■ Aim of the task: Would you reproduce the whole listing exactly, minus its images?

■ The data:
********************
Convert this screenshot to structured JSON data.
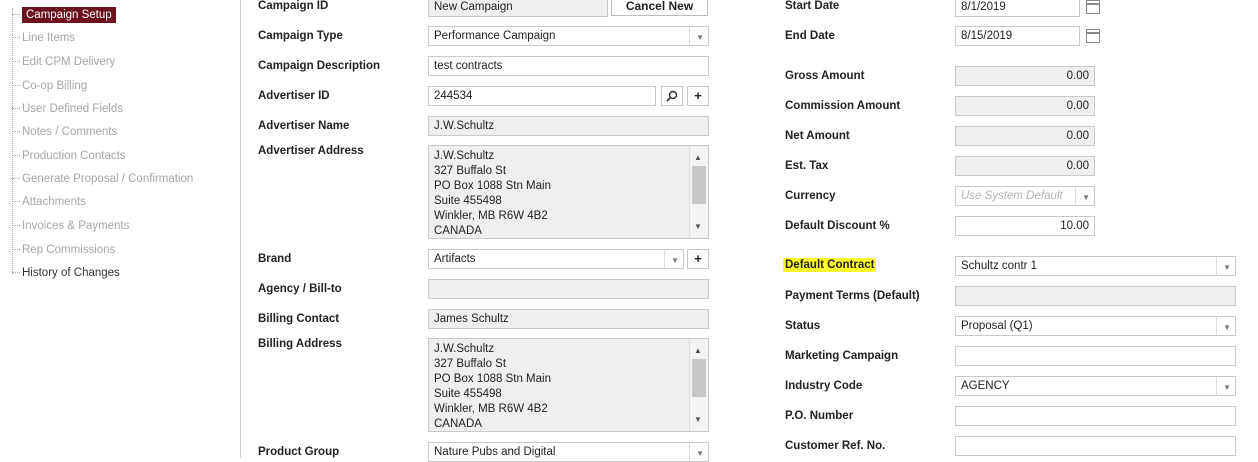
{
  "sidebar": {
    "items": [
      {
        "label": "Campaign Setup",
        "state": "active"
      },
      {
        "label": "Line Items",
        "state": "disabled"
      },
      {
        "label": "Edit CPM Delivery",
        "state": "disabled"
      },
      {
        "label": "Co-op Billing",
        "state": "disabled"
      },
      {
        "label": "User Defined Fields",
        "state": "disabled"
      },
      {
        "label": "Notes / Comments",
        "state": "disabled"
      },
      {
        "label": "Production Contacts",
        "state": "disabled"
      },
      {
        "label": "Generate Proposal / Confirmation",
        "state": "disabled"
      },
      {
        "label": "Attachments",
        "state": "disabled"
      },
      {
        "label": "Invoices & Payments",
        "state": "disabled"
      },
      {
        "label": "Rep Commissions",
        "state": "disabled"
      },
      {
        "label": "History of Changes",
        "state": "normal"
      }
    ]
  },
  "left": {
    "campaign_id": {
      "label": "Campaign ID",
      "value": "New Campaign"
    },
    "cancel_new": "Cancel New",
    "campaign_type": {
      "label": "Campaign Type",
      "value": "Performance Campaign"
    },
    "campaign_description": {
      "label": "Campaign Description",
      "value": "test contracts"
    },
    "advertiser_id": {
      "label": "Advertiser ID",
      "value": "244534"
    },
    "advertiser_name": {
      "label": "Advertiser Name",
      "value": "J.W.Schultz"
    },
    "advertiser_address": {
      "label": "Advertiser Address",
      "lines": [
        "J.W.Schultz",
        "327 Buffalo St",
        "PO Box 1088 Stn Main",
        "Suite 455498",
        "Winkler, MB R6W 4B2",
        "CANADA"
      ]
    },
    "brand": {
      "label": "Brand",
      "value": "Artifacts"
    },
    "agency": {
      "label": "Agency / Bill-to",
      "value": ""
    },
    "billing_contact": {
      "label": "Billing Contact",
      "value": "James Schultz"
    },
    "billing_address": {
      "label": "Billing Address",
      "lines": [
        "J.W.Schultz",
        "327 Buffalo St",
        "PO Box 1088 Stn Main",
        "Suite 455498",
        "Winkler, MB R6W 4B2",
        "CANADA"
      ]
    },
    "product_group": {
      "label": "Product Group",
      "value": "Nature Pubs and Digital"
    }
  },
  "right": {
    "start_date": {
      "label": "Start Date",
      "value": "8/1/2019"
    },
    "end_date": {
      "label": "End Date",
      "value": "8/15/2019"
    },
    "gross_amount": {
      "label": "Gross Amount",
      "value": "0.00"
    },
    "commission_amount": {
      "label": "Commission Amount",
      "value": "0.00"
    },
    "net_amount": {
      "label": "Net Amount",
      "value": "0.00"
    },
    "est_tax": {
      "label": "Est. Tax",
      "value": "0.00"
    },
    "currency": {
      "label": "Currency",
      "value": "Use System Default"
    },
    "default_discount": {
      "label": "Default Discount %",
      "value": "10.00"
    },
    "default_contract": {
      "label": "Default Contract",
      "value": "Schultz contr 1"
    },
    "payment_terms": {
      "label": "Payment Terms (Default)",
      "value": ""
    },
    "status": {
      "label": "Status",
      "value": "Proposal (Q1)"
    },
    "marketing_campaign": {
      "label": "Marketing Campaign",
      "value": ""
    },
    "industry_code": {
      "label": "Industry Code",
      "value": "AGENCY"
    },
    "po_number": {
      "label": "P.O. Number",
      "value": ""
    },
    "customer_ref": {
      "label": "Customer Ref. No.",
      "value": ""
    }
  },
  "colors": {
    "active_nav": "#6d0f1e",
    "highlight": "#ffff2a",
    "readonly_bg": "#efefef"
  },
  "icons": [
    "search-icon",
    "plus-icon",
    "calendar-icon",
    "chevron-down-icon",
    "scroll-up-icon",
    "scroll-down-icon"
  ]
}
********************
■ Your solution:
Convert this screenshot to structured JSON data.
{
  "sidebar": {
    "items": [
      {
        "label": "Campaign Setup",
        "state": "active"
      },
      {
        "label": "Line Items",
        "state": "disabled"
      },
      {
        "label": "Edit CPM Delivery",
        "state": "disabled"
      },
      {
        "label": "Co-op Billing",
        "state": "disabled"
      },
      {
        "label": "User Defined Fields",
        "state": "disabled"
      },
      {
        "label": "Notes / Comments",
        "state": "disabled"
      },
      {
        "label": "Production Contacts",
        "state": "disabled"
      },
      {
        "label": "Generate Proposal / Confirmation",
        "state": "disabled"
      },
      {
        "label": "Attachments",
        "state": "disabled"
      },
      {
        "label": "Invoices & Payments",
        "state": "disabled"
      },
      {
        "label": "Rep Commissions",
        "state": "disabled"
      },
      {
        "label": "History of Changes",
        "state": "normal"
      }
    ]
  },
  "left": {
    "campaign_id": {
      "label": "Campaign ID",
      "value": "New Campaign"
    },
    "cancel_new": "Cancel New",
    "campaign_type": {
      "label": "Campaign Type",
      "value": "Performance Campaign"
    },
    "campaign_description": {
      "label": "Campaign Description",
      "value": "test contracts"
    },
    "advertiser_id": {
      "label": "Advertiser ID",
      "value": "244534"
    },
    "advertiser_name": {
      "label": "Advertiser Name",
      "value": "J.W.Schultz"
    },
    "advertiser_address": {
      "label": "Advertiser Address",
      "lines": [
        "J.W.Schultz",
        "327 Buffalo St",
        "PO Box 1088 Stn Main",
        "Suite 455498",
        "Winkler, MB R6W 4B2",
        "CANADA"
      ]
    },
    "brand": {
      "label": "Brand",
      "value": "Artifacts"
    },
    "agency": {
      "label": "Agency / Bill-to",
      "value": ""
    },
    "billing_contact": {
      "label": "Billing Contact",
      "value": "James Schultz"
    },
    "billing_address": {
      "label": "Billing Address",
      "lines": [
        "J.W.Schultz",
        "327 Buffalo St",
        "PO Box 1088 Stn Main",
        "Suite 455498",
        "Winkler, MB R6W 4B2",
        "CANADA"
      ]
    },
    "product_group": {
      "label": "Product Group",
      "value": "Nature Pubs and Digital"
    }
  },
  "right": {
    "start_date": {
      "label": "Start Date",
      "value": "8/1/2019"
    },
    "end_date": {
      "label": "End Date",
      "value": "8/15/2019"
    },
    "gross_amount": {
      "label": "Gross Amount",
      "value": "0.00"
    },
    "commission_amount": {
      "label": "Commission Amount",
      "value": "0.00"
    },
    "net_amount": {
      "label": "Net Amount",
      "value": "0.00"
    },
    "est_tax": {
      "label": "Est. Tax",
      "value": "0.00"
    },
    "currency": {
      "label": "Currency",
      "value": "Use System Default"
    },
    "default_discount": {
      "label": "Default Discount %",
      "value": "10.00"
    },
    "default_contract": {
      "label": "Default Contract",
      "value": "Schultz contr 1"
    },
    "payment_terms": {
      "label": "Payment Terms (Default)",
      "value": ""
    },
    "status": {
      "label": "Status",
      "value": "Proposal (Q1)"
    },
    "marketing_campaign": {
      "label": "Marketing Campaign",
      "value": ""
    },
    "industry_code": {
      "label": "Industry Code",
      "value": "AGENCY"
    },
    "po_number": {
      "label": "P.O. Number",
      "value": ""
    },
    "customer_ref": {
      "label": "Customer Ref. No.",
      "value": ""
    }
  },
  "colors": {
    "active_nav": "#6d0f1e",
    "highlight": "#ffff2a",
    "readonly_bg": "#efefef"
  },
  "icons": [
    "search-icon",
    "plus-icon",
    "calendar-icon",
    "chevron-down-icon",
    "scroll-up-icon",
    "scroll-down-icon"
  ]
}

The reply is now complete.